In fact, the rain may have inadvertently highlighted BMW's problem: In the dry, Corser was going strongly while Haslam struggled. In the wet, Haslam positively flew while Corser dropped down the order. As the conditions improved, the fates of the two men reversed, Haslam knocked out of Superpole 2 - crashing while trying to push - while Corser secured a spot on the second row of the grid. The settings of one appear not to suit the settings of the other, and that may go some way towards explaining why the development of the S1000RR has been erratic. The electronics, especially, have been the BMW's bugbear, with the complex system that BMW has developed in-house causing the riders, team and engineers plenty of headaches.

Castrol Honda's Johnny Rea suffered the opposite fate.

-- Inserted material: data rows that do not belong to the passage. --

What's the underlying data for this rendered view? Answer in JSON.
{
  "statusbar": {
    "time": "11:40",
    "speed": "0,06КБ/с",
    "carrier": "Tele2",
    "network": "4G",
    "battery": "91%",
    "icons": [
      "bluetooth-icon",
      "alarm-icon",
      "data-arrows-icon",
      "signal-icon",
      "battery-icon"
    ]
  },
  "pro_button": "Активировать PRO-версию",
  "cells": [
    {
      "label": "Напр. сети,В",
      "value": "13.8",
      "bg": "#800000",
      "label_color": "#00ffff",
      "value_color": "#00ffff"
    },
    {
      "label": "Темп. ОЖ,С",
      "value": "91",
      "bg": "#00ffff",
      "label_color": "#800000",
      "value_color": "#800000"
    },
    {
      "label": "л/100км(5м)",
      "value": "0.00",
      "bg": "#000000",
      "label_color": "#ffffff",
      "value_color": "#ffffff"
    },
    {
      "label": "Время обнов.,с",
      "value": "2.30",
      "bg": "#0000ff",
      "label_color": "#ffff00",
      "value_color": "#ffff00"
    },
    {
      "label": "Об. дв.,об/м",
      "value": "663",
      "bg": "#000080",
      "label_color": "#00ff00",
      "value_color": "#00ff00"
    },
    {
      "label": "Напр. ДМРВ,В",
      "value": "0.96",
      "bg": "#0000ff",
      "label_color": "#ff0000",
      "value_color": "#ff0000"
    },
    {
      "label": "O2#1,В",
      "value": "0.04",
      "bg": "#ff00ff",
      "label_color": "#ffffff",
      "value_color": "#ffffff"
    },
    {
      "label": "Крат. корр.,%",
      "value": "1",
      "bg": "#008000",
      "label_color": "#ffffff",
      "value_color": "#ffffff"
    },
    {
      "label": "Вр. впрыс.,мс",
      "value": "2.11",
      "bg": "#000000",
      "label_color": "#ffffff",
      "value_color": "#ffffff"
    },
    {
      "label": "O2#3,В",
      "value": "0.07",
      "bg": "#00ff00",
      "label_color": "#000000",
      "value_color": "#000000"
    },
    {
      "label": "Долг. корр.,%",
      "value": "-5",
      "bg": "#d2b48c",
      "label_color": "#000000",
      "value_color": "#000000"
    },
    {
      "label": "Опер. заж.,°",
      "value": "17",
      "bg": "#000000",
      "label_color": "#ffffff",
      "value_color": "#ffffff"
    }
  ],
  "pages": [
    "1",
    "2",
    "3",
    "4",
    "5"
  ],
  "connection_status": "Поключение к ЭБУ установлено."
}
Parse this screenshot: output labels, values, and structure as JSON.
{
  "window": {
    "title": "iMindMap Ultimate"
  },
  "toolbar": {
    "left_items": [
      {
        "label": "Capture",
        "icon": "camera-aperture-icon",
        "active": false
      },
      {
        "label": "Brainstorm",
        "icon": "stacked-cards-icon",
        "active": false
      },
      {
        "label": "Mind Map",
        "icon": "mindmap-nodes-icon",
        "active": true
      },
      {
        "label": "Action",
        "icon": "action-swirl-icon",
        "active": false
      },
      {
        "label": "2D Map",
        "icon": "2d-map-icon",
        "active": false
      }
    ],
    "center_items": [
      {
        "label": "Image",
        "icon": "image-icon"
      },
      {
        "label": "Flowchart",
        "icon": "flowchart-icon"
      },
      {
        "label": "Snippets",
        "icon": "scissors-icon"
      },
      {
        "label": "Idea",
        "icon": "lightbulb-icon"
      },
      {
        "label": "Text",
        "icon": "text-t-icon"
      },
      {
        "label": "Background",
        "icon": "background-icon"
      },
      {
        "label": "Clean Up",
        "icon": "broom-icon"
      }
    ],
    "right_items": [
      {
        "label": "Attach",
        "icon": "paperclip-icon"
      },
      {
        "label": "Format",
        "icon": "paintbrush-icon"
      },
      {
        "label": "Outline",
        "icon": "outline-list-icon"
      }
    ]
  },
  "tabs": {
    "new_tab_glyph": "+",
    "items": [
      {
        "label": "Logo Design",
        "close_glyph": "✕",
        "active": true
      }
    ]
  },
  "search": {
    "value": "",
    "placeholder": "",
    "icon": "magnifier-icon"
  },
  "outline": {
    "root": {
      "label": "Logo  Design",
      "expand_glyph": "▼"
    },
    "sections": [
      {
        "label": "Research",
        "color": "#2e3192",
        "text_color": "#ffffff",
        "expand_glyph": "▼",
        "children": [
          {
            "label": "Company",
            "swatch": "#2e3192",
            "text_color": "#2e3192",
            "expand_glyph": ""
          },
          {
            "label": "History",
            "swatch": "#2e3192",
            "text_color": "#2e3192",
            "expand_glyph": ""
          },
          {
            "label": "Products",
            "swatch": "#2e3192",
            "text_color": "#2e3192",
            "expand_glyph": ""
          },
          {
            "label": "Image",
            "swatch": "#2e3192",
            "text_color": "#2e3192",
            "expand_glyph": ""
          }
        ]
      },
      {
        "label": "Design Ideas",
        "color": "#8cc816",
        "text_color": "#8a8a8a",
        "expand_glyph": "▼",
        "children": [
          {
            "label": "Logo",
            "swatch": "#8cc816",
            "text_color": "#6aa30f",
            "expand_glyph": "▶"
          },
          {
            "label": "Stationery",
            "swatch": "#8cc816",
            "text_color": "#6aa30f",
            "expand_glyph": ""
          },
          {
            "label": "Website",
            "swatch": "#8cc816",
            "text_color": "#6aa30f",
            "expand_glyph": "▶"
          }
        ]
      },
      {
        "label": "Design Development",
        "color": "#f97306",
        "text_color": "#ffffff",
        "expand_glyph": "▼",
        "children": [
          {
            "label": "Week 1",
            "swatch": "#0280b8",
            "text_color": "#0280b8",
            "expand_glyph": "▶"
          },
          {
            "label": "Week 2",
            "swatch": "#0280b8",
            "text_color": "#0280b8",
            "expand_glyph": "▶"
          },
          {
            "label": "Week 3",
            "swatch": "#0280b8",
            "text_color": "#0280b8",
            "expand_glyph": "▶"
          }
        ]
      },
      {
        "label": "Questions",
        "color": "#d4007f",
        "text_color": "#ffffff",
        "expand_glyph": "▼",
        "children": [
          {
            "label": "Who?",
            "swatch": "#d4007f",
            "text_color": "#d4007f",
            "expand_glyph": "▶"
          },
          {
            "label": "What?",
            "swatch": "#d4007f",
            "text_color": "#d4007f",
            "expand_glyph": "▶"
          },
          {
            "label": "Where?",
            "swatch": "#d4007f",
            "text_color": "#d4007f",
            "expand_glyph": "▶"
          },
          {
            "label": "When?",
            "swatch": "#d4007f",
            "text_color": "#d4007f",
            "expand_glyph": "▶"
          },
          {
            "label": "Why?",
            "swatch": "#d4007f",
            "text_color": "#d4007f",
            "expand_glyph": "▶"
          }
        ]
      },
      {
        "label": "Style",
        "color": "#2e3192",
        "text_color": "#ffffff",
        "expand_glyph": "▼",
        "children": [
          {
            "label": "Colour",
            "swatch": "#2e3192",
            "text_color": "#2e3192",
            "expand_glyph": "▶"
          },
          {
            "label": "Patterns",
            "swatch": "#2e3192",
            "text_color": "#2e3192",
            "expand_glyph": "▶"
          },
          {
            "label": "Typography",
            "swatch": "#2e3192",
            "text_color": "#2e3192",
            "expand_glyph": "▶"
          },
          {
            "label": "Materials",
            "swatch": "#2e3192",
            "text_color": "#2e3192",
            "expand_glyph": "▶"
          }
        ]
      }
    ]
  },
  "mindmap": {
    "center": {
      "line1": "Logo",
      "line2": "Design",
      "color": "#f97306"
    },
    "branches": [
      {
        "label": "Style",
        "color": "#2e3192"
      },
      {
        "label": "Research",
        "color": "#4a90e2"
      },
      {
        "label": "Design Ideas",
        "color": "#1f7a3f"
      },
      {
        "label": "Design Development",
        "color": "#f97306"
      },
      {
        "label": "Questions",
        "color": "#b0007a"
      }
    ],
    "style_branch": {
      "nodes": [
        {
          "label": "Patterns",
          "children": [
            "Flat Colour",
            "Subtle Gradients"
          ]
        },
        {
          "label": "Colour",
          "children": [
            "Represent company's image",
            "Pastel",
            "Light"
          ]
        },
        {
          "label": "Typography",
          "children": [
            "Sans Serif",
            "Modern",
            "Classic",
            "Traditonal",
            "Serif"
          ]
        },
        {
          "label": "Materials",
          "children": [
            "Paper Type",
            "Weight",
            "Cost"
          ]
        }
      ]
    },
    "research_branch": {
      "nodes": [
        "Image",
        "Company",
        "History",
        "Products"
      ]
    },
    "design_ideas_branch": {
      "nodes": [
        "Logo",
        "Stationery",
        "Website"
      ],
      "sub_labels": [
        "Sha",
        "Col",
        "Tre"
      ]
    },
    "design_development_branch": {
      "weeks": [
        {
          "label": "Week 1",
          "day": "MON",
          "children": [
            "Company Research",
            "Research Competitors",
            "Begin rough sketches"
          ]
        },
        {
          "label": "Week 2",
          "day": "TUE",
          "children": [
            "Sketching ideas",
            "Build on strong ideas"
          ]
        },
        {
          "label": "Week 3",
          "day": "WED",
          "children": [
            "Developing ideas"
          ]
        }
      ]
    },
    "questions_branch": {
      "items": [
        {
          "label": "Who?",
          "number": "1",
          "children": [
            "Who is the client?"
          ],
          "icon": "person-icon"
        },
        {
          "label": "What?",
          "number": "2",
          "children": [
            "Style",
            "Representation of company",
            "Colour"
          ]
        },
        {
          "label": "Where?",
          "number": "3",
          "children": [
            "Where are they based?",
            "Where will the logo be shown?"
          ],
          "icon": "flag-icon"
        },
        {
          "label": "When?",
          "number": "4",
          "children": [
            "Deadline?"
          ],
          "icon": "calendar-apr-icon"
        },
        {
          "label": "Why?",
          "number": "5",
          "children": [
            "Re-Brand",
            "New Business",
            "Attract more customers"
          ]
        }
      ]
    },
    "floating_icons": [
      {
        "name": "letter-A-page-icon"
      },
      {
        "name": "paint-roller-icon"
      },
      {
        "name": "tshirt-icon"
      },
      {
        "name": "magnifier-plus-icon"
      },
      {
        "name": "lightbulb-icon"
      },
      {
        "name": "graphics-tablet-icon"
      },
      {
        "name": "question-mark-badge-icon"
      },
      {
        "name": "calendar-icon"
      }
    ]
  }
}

Competitive in the dry, the Ulsterman was nowhere in the wet, not even making it past Superpole 1. The team's gamble that nominating Miller Motorsports Park as their official test track - allowing them to test at the circuit before the race - would help them on race weekend has failed, thwarted by the weather.

Back to top

2011 WSBK Miller Saturday Roundup - Comparisons: Checa vs The Rest, WSBK vs AMA

Carlos Checa picked up on the first day at Miller where he left off after last year's race: running at the front but plagued by technical problems. The Spaniard dominated here last year, but was forced to pull out of both races when his Althea Ducati packed up. So it was a little bit worrying for Checa when, after blitzing straight to the top of the timesheets in FP1, Checa's 1198R packed up on him, with what was apparently diagnosed as an electrical problem. Going out on the second bike, Checa continued to dominate, until his bike packed up a second time in the same session, this time reportedly with gearbox problems.

Despite the painful echoes of 2010, Checa was back out in the afternoon, this time ending the first session of qualifying without any technical dramas, but with an advantage of nearly eight-tenths of a second over the nearest competition. The Spaniard was merciless from the start: his first flying lap during qualifying was faster than any other rider had managed during FP2, and he got quicker from there, eventually getting to within a couple of tenths of the race lap record. If the bike stays in one piece, it's going to be hard to beat Checa at Miller - if the weather stays dry, of course.

Back to top

Pages